- _YOUR ASSIGNMENT_
Please restate each entry that appears below word for word, without its pictures.

- _Collection entries_
»»
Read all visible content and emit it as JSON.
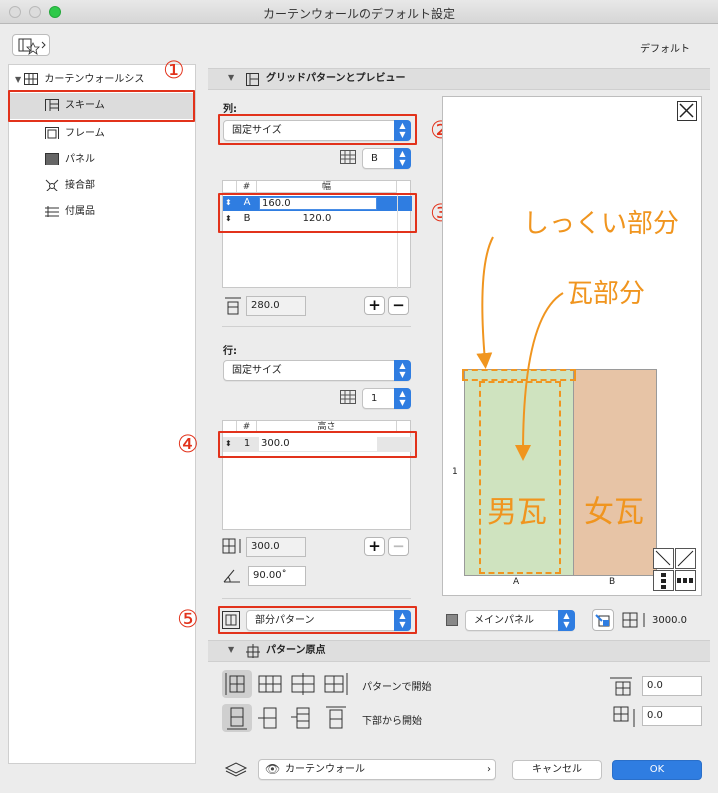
{
  "window": {
    "title": "カーテンウォールのデフォルト設定"
  },
  "header": {
    "default_label": "デフォルト"
  },
  "sidebar": {
    "root": "カーテンウォールシス",
    "items": [
      "スキーム",
      "フレーム",
      "パネル",
      "接合部",
      "付属品"
    ]
  },
  "markers": [
    "①",
    "②",
    "③",
    "④",
    "⑤"
  ],
  "grid_section": {
    "title": "グリッドパターンとプレビュー",
    "column_label": "列:",
    "column_mode": "固定サイズ",
    "column_select": "B",
    "col_table": {
      "headers": [
        "#",
        "幅"
      ],
      "rows": [
        {
          "id": "A",
          "value": "160.0"
        },
        {
          "id": "B",
          "value": "120.0"
        }
      ]
    },
    "total_width": "280.0",
    "row_label": "行:",
    "row_mode": "固定サイズ",
    "row_select": "1",
    "row_table": {
      "headers": [
        "#",
        "高さ"
      ],
      "rows": [
        {
          "id": "1",
          "value": "300.0"
        }
      ]
    },
    "total_height": "300.0",
    "angle": "90.00˚",
    "pattern_select": "部分パターン",
    "panel_select": "メインパネル",
    "height_value": "3000.0"
  },
  "preview": {
    "row_label": "1",
    "col_labels": [
      "A",
      "B"
    ],
    "annotations": {
      "sill": "しっくい部分",
      "tile": "瓦部分",
      "male_tile": "男瓦",
      "female_tile": "女瓦"
    },
    "colors": {
      "panel_a": "#cfe3bf",
      "panel_b": "#e7c4a6",
      "annotation": "#f0951f"
    }
  },
  "origin_section": {
    "title": "パターン原点",
    "start_pattern_label": "パターンで開始",
    "start_bottom_label": "下部から開始",
    "offset_x": "0.0",
    "offset_y": "0.0"
  },
  "footer": {
    "layer": "カーテンウォール",
    "cancel": "キャンセル",
    "ok": "OK"
  }
}
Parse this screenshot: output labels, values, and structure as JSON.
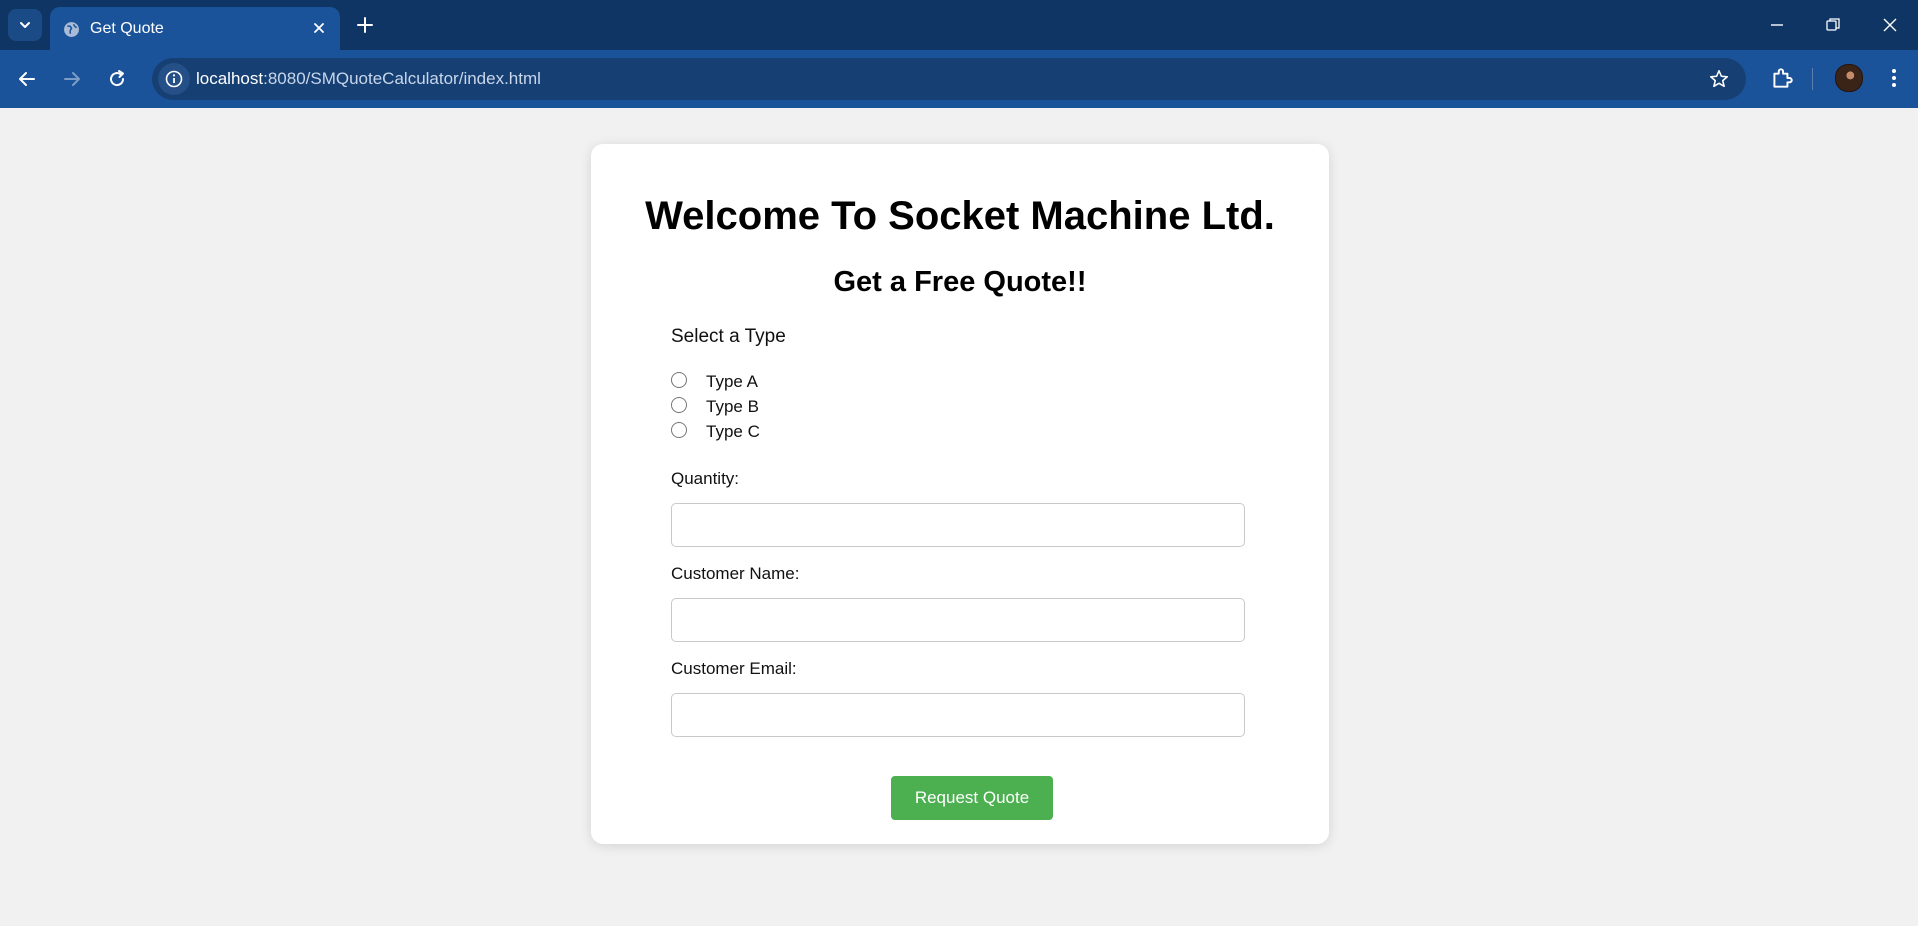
{
  "browser": {
    "tab_title": "Get Quote",
    "url_host": "localhost",
    "url_rest": ":8080/SMQuoteCalculator/index.html"
  },
  "page": {
    "heading": "Welcome To Socket Machine Ltd.",
    "subheading": "Get a Free Quote!!",
    "type_label": "Select a Type",
    "types": [
      "Type A",
      "Type B",
      "Type C"
    ],
    "quantity_label": "Quantity:",
    "quantity_value": "",
    "name_label": "Customer Name:",
    "name_value": "",
    "email_label": "Customer Email:",
    "email_value": "",
    "submit_label": "Request Quote"
  },
  "colors": {
    "tabbar": "#0e3564",
    "toolbar": "#1b539a",
    "page_bg": "#f1f1f1",
    "button": "#4caf50"
  }
}
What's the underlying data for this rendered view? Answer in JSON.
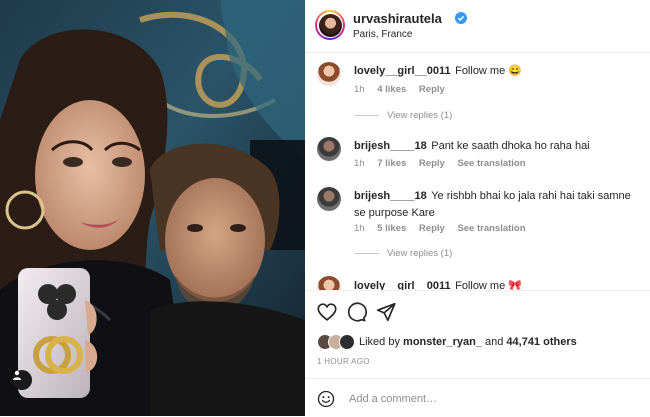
{
  "post": {
    "username": "urvashirautela",
    "location": "Paris, France",
    "verified_color": "#3897f0"
  },
  "comments": [
    {
      "user": "lovely__girl__0011",
      "text": "Follow me 😄",
      "time": "1h",
      "likes": "4 likes",
      "reply": "Reply",
      "translate": "",
      "view_replies": "View replies (1)"
    },
    {
      "user": "brijesh____18",
      "text": "Pant ke saath dhoka ho raha hai",
      "time": "1h",
      "likes": "7 likes",
      "reply": "Reply",
      "translate": "See translation",
      "view_replies": ""
    },
    {
      "user": "brijesh____18",
      "text": "Ye rishbh bhai ko jala rahi hai taki samne se purpose Kare",
      "time": "1h",
      "likes": "5 likes",
      "reply": "Reply",
      "translate": "See translation",
      "view_replies": "View replies (1)"
    },
    {
      "user": "lovely__girl__0011",
      "text": "Follow me 🎀",
      "time": "",
      "likes": "",
      "reply": "",
      "translate": "",
      "view_replies": ""
    }
  ],
  "actions": {
    "like_icon": "heart-icon",
    "comment_icon": "comment-icon",
    "share_icon": "share-icon"
  },
  "likes": {
    "prefix": "Liked by",
    "user": "monster_ryan_",
    "and": "and",
    "others": "44,741 others"
  },
  "timestamp": "1 HOUR AGO",
  "add_comment": {
    "placeholder": "Add a comment…",
    "icon": "emoji-icon"
  }
}
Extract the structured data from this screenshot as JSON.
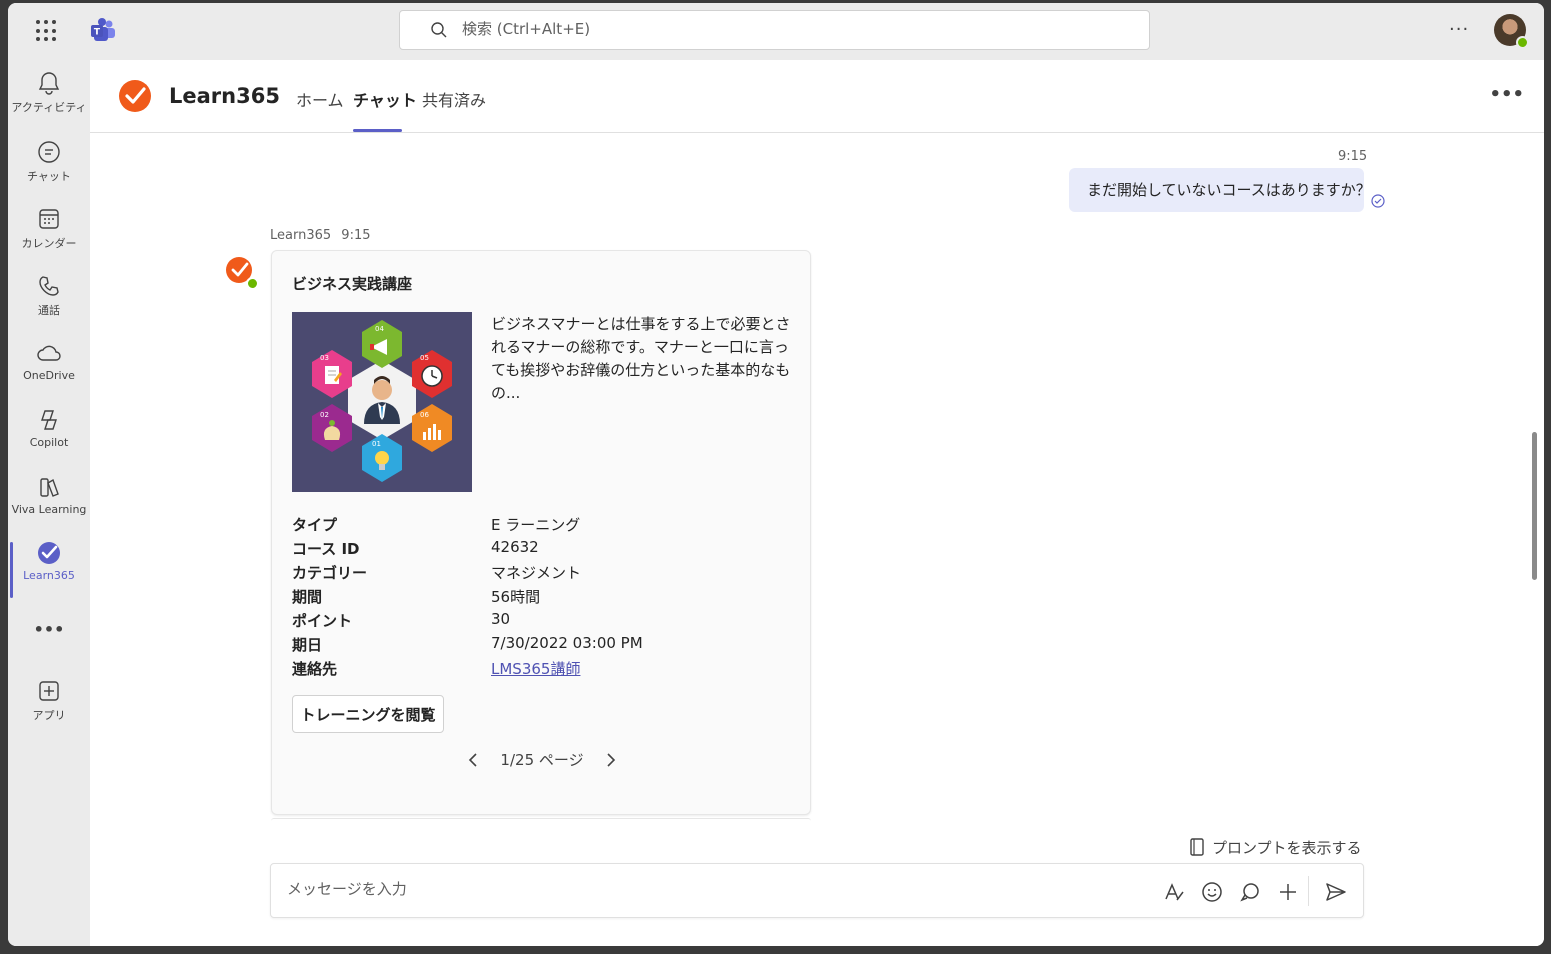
{
  "titlebar": {
    "search_placeholder": "検索 (Ctrl+Alt+E)",
    "icons": [
      "app-launcher-icon",
      "teams-logo-icon",
      "search-icon",
      "more-options-icon",
      "user-avatar"
    ]
  },
  "rail": {
    "items": [
      {
        "label": "アクティビティ",
        "icon": "bell-icon"
      },
      {
        "label": "チャット",
        "icon": "chat-icon"
      },
      {
        "label": "カレンダー",
        "icon": "calendar-icon"
      },
      {
        "label": "通話",
        "icon": "phone-icon"
      },
      {
        "label": "OneDrive",
        "icon": "cloud-icon"
      },
      {
        "label": "Copilot",
        "icon": "copilot-icon"
      },
      {
        "label": "Viva Learning",
        "icon": "books-icon"
      },
      {
        "label": "Learn365",
        "icon": "learn365-icon",
        "active": true
      },
      {
        "label": "アプリ",
        "icon": "add-app-icon"
      }
    ],
    "more": "•••"
  },
  "app": {
    "title": "Learn365",
    "tabs": [
      {
        "label": "ホーム"
      },
      {
        "label": "チャット",
        "active": true
      },
      {
        "label": "共有済み"
      }
    ],
    "more": "•••"
  },
  "conversation": {
    "user_message": {
      "time": "9:15",
      "text": "まだ開始していないコースはありますか？"
    },
    "bot_message": {
      "sender": "Learn365",
      "time": "9:15"
    }
  },
  "card": {
    "title": "ビジネス実践講座",
    "description": "ビジネスマナーとは仕事をする上で必要とされるマナーの総称です。マナーと一口に言っても挨拶やお辞儀の仕方といった基本的なもの...",
    "facts": [
      {
        "key": "タイプ",
        "value": "E ラーニング"
      },
      {
        "key": "コース ID",
        "value": "42632"
      },
      {
        "key": "カテゴリー",
        "value": "マネジメント"
      },
      {
        "key": "期間",
        "value": "56時間"
      },
      {
        "key": "ポイント",
        "value": "30"
      },
      {
        "key": "期日",
        "value": "7/30/2022 03:00 PM"
      },
      {
        "key": "連絡先",
        "value": "LMS365講師"
      }
    ],
    "button": "トレーニングを閲覧",
    "pager": "1/25 ページ",
    "hex_labels": [
      "04",
      "03",
      "05",
      "02",
      "06",
      "01"
    ]
  },
  "composer": {
    "prompt_link": "プロンプトを表示する",
    "placeholder": "メッセージを入力"
  },
  "colors": {
    "accent": "#5b5fc7",
    "learn365_orange": "#f05a1a",
    "presence_green": "#6bb700",
    "bubble": "#e8ebfa"
  }
}
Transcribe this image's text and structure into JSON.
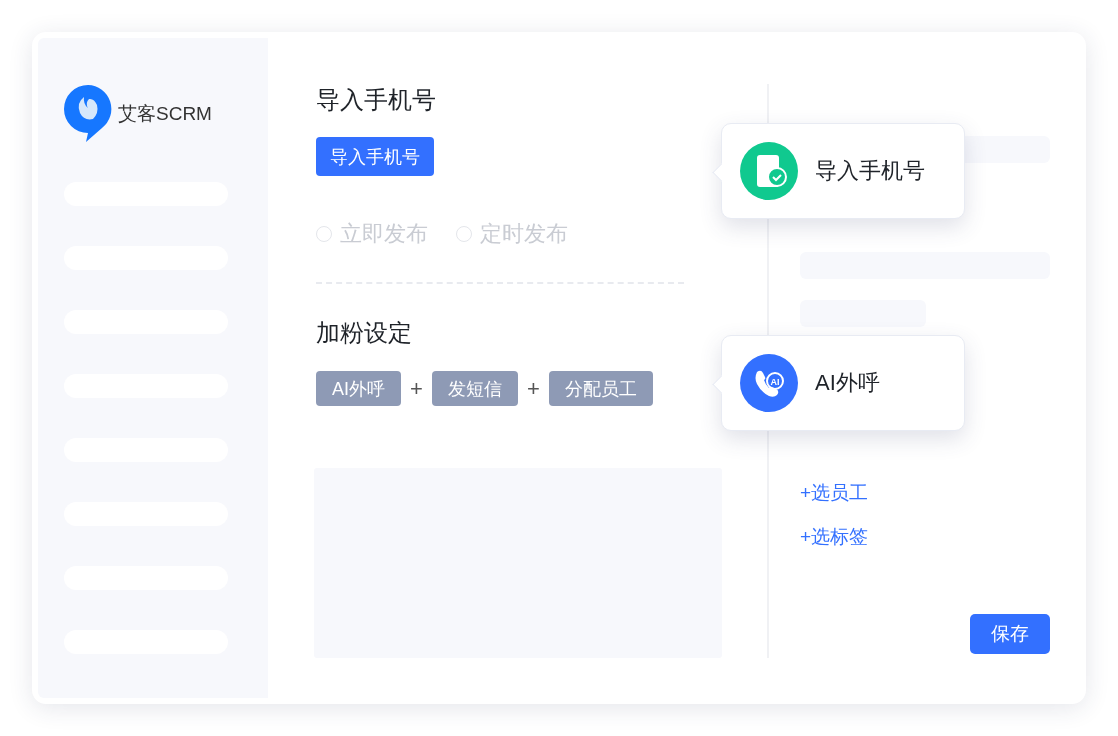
{
  "brand": {
    "name": "艾客SCRM"
  },
  "import_section": {
    "title": "导入手机号",
    "button": "导入手机号"
  },
  "publish_options": [
    {
      "label": "立即发布",
      "selected": false
    },
    {
      "label": "定时发布",
      "selected": false
    }
  ],
  "fans_section": {
    "title": "加粉设定"
  },
  "steps": [
    {
      "kind": "tag",
      "label": "AI外呼"
    },
    {
      "kind": "plus",
      "label": "+"
    },
    {
      "kind": "tag",
      "label": "发短信"
    },
    {
      "kind": "plus",
      "label": "+"
    },
    {
      "kind": "tag",
      "label": "分配员工"
    }
  ],
  "callouts": [
    {
      "kind": "phone-check",
      "title": "导入手机号",
      "color": "#10c98f"
    },
    {
      "kind": "ai-call",
      "title": "AI外呼",
      "color": "#3370ff",
      "icon_text": "AI"
    }
  ],
  "links": [
    "+选员工",
    "+选标签"
  ],
  "save_button": "保存"
}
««
- _SOLVED PROBLEM_
Read all visible content and emit it as JSON.
{
  "window": {
    "title": "カーテンウォールのデフォルト設定"
  },
  "header": {
    "default_label": "デフォルト"
  },
  "sidebar": {
    "root": "カーテンウォールシス",
    "items": [
      "スキーム",
      "フレーム",
      "パネル",
      "接合部",
      "付属品"
    ]
  },
  "markers": [
    "①",
    "②",
    "③",
    "④",
    "⑤"
  ],
  "grid_section": {
    "title": "グリッドパターンとプレビュー",
    "column_label": "列:",
    "column_mode": "固定サイズ",
    "column_select": "B",
    "col_table": {
      "headers": [
        "#",
        "幅"
      ],
      "rows": [
        {
          "id": "A",
          "value": "160.0"
        },
        {
          "id": "B",
          "value": "120.0"
        }
      ]
    },
    "total_width": "280.0",
    "row_label": "行:",
    "row_mode": "固定サイズ",
    "row_select": "1",
    "row_table": {
      "headers": [
        "#",
        "高さ"
      ],
      "rows": [
        {
          "id": "1",
          "value": "300.0"
        }
      ]
    },
    "total_height": "300.0",
    "angle": "90.00˚",
    "pattern_select": "部分パターン",
    "panel_select": "メインパネル",
    "height_value": "3000.0"
  },
  "preview": {
    "row_label": "1",
    "col_labels": [
      "A",
      "B"
    ],
    "annotations": {
      "sill": "しっくい部分",
      "tile": "瓦部分",
      "male_tile": "男瓦",
      "female_tile": "女瓦"
    },
    "colors": {
      "panel_a": "#cfe3bf",
      "panel_b": "#e7c4a6",
      "annotation": "#f0951f"
    }
  },
  "origin_section": {
    "title": "パターン原点",
    "start_pattern_label": "パターンで開始",
    "start_bottom_label": "下部から開始",
    "offset_x": "0.0",
    "offset_y": "0.0"
  },
  "footer": {
    "layer": "カーテンウォール",
    "cancel": "キャンセル",
    "ok": "OK"
  }
}
Parse this screenshot: output labels, values, and structure as JSON.
{
  "browser": {
    "tab_title": "Get Quote",
    "url_host": "localhost",
    "url_rest": ":8080/SMQuoteCalculator/index.html"
  },
  "page": {
    "heading": "Welcome To Socket Machine Ltd.",
    "subheading": "Get a Free Quote!!",
    "type_label": "Select a Type",
    "types": [
      "Type A",
      "Type B",
      "Type C"
    ],
    "quantity_label": "Quantity:",
    "quantity_value": "",
    "name_label": "Customer Name:",
    "name_value": "",
    "email_label": "Customer Email:",
    "email_value": "",
    "submit_label": "Request Quote"
  },
  "colors": {
    "tabbar": "#0e3564",
    "toolbar": "#1b539a",
    "page_bg": "#f1f1f1",
    "button": "#4caf50"
  }
}
What's the underlying data for this rendered view? Answer in JSON.
{
  "post": {
    "username": "urvashirautela",
    "location": "Paris, France",
    "verified_color": "#3897f0"
  },
  "comments": [
    {
      "user": "lovely__girl__0011",
      "text": "Follow me 😄",
      "time": "1h",
      "likes": "4 likes",
      "reply": "Reply",
      "translate": "",
      "view_replies": "View replies (1)"
    },
    {
      "user": "brijesh____18",
      "text": "Pant ke saath dhoka ho raha hai",
      "time": "1h",
      "likes": "7 likes",
      "reply": "Reply",
      "translate": "See translation",
      "view_replies": ""
    },
    {
      "user": "brijesh____18",
      "text": "Ye rishbh bhai ko jala rahi hai taki samne se purpose Kare",
      "time": "1h",
      "likes": "5 likes",
      "reply": "Reply",
      "translate": "See translation",
      "view_replies": "View replies (1)"
    },
    {
      "user": "lovely__girl__0011",
      "text": "Follow me 🎀",
      "time": "",
      "likes": "",
      "reply": "",
      "translate": "",
      "view_replies": ""
    }
  ],
  "actions": {
    "like_icon": "heart-icon",
    "comment_icon": "comment-icon",
    "share_icon": "share-icon"
  },
  "likes": {
    "prefix": "Liked by",
    "user": "monster_ryan_",
    "and": "and",
    "others": "44,741 others"
  },
  "timestamp": "1 HOUR AGO",
  "add_comment": {
    "placeholder": "Add a comment…",
    "icon": "emoji-icon"
  }
}
Extract the structured data from this screenshot as JSON.
{
  "titlebar": {
    "search_placeholder": "検索 (Ctrl+Alt+E)",
    "icons": [
      "app-launcher-icon",
      "teams-logo-icon",
      "search-icon",
      "more-options-icon",
      "user-avatar"
    ]
  },
  "rail": {
    "items": [
      {
        "label": "アクティビティ",
        "icon": "bell-icon"
      },
      {
        "label": "チャット",
        "icon": "chat-icon"
      },
      {
        "label": "カレンダー",
        "icon": "calendar-icon"
      },
      {
        "label": "通話",
        "icon": "phone-icon"
      },
      {
        "label": "OneDrive",
        "icon": "cloud-icon"
      },
      {
        "label": "Copilot",
        "icon": "copilot-icon"
      },
      {
        "label": "Viva Learning",
        "icon": "books-icon"
      },
      {
        "label": "Learn365",
        "icon": "learn365-icon",
        "active": true
      },
      {
        "label": "アプリ",
        "icon": "add-app-icon"
      }
    ],
    "more": "•••"
  },
  "app": {
    "title": "Learn365",
    "tabs": [
      {
        "label": "ホーム"
      },
      {
        "label": "チャット",
        "active": true
      },
      {
        "label": "共有済み"
      }
    ],
    "more": "•••"
  },
  "conversation": {
    "user_message": {
      "time": "9:15",
      "text": "まだ開始していないコースはありますか？"
    },
    "bot_message": {
      "sender": "Learn365",
      "time": "9:15"
    }
  },
  "card": {
    "title": "ビジネス実践講座",
    "description": "ビジネスマナーとは仕事をする上で必要とされるマナーの総称です。マナーと一口に言っても挨拶やお辞儀の仕方といった基本的なもの...",
    "facts": [
      {
        "key": "タイプ",
        "value": "E ラーニング"
      },
      {
        "key": "コース ID",
        "value": "42632"
      },
      {
        "key": "カテゴリー",
        "value": "マネジメント"
      },
      {
        "key": "期間",
        "value": "56時間"
      },
      {
        "key": "ポイント",
        "value": "30"
      },
      {
        "key": "期日",
        "value": "7/30/2022 03:00 PM"
      },
      {
        "key": "連絡先",
        "value": "LMS365講師"
      }
    ],
    "button": "トレーニングを閲覧",
    "pager": "1/25 ページ",
    "hex_labels": [
      "04",
      "03",
      "05",
      "02",
      "06",
      "01"
    ]
  },
  "composer": {
    "prompt_link": "プロンプトを表示する",
    "placeholder": "メッセージを入力"
  },
  "colors": {
    "accent": "#5b5fc7",
    "learn365_orange": "#f05a1a",
    "presence_green": "#6bb700",
    "bubble": "#e8ebfa"
  }
}
Transcribe this image's text and structure into JSON.
{
  "brand": {
    "name": "艾客SCRM"
  },
  "import_section": {
    "title": "导入手机号",
    "button": "导入手机号"
  },
  "publish_options": [
    {
      "label": "立即发布",
      "selected": false
    },
    {
      "label": "定时发布",
      "selected": false
    }
  ],
  "fans_section": {
    "title": "加粉设定"
  },
  "steps": [
    {
      "kind": "tag",
      "label": "AI外呼"
    },
    {
      "kind": "plus",
      "label": "+"
    },
    {
      "kind": "tag",
      "label": "发短信"
    },
    {
      "kind": "plus",
      "label": "+"
    },
    {
      "kind": "tag",
      "label": "分配员工"
    }
  ],
  "callouts": [
    {
      "kind": "phone-check",
      "title": "导入手机号",
      "color": "#10c98f"
    },
    {
      "kind": "ai-call",
      "title": "AI外呼",
      "color": "#3370ff",
      "icon_text": "AI"
    }
  ],
  "links": [
    "+选员工",
    "+选标签"
  ],
  "save_button": "保存"
}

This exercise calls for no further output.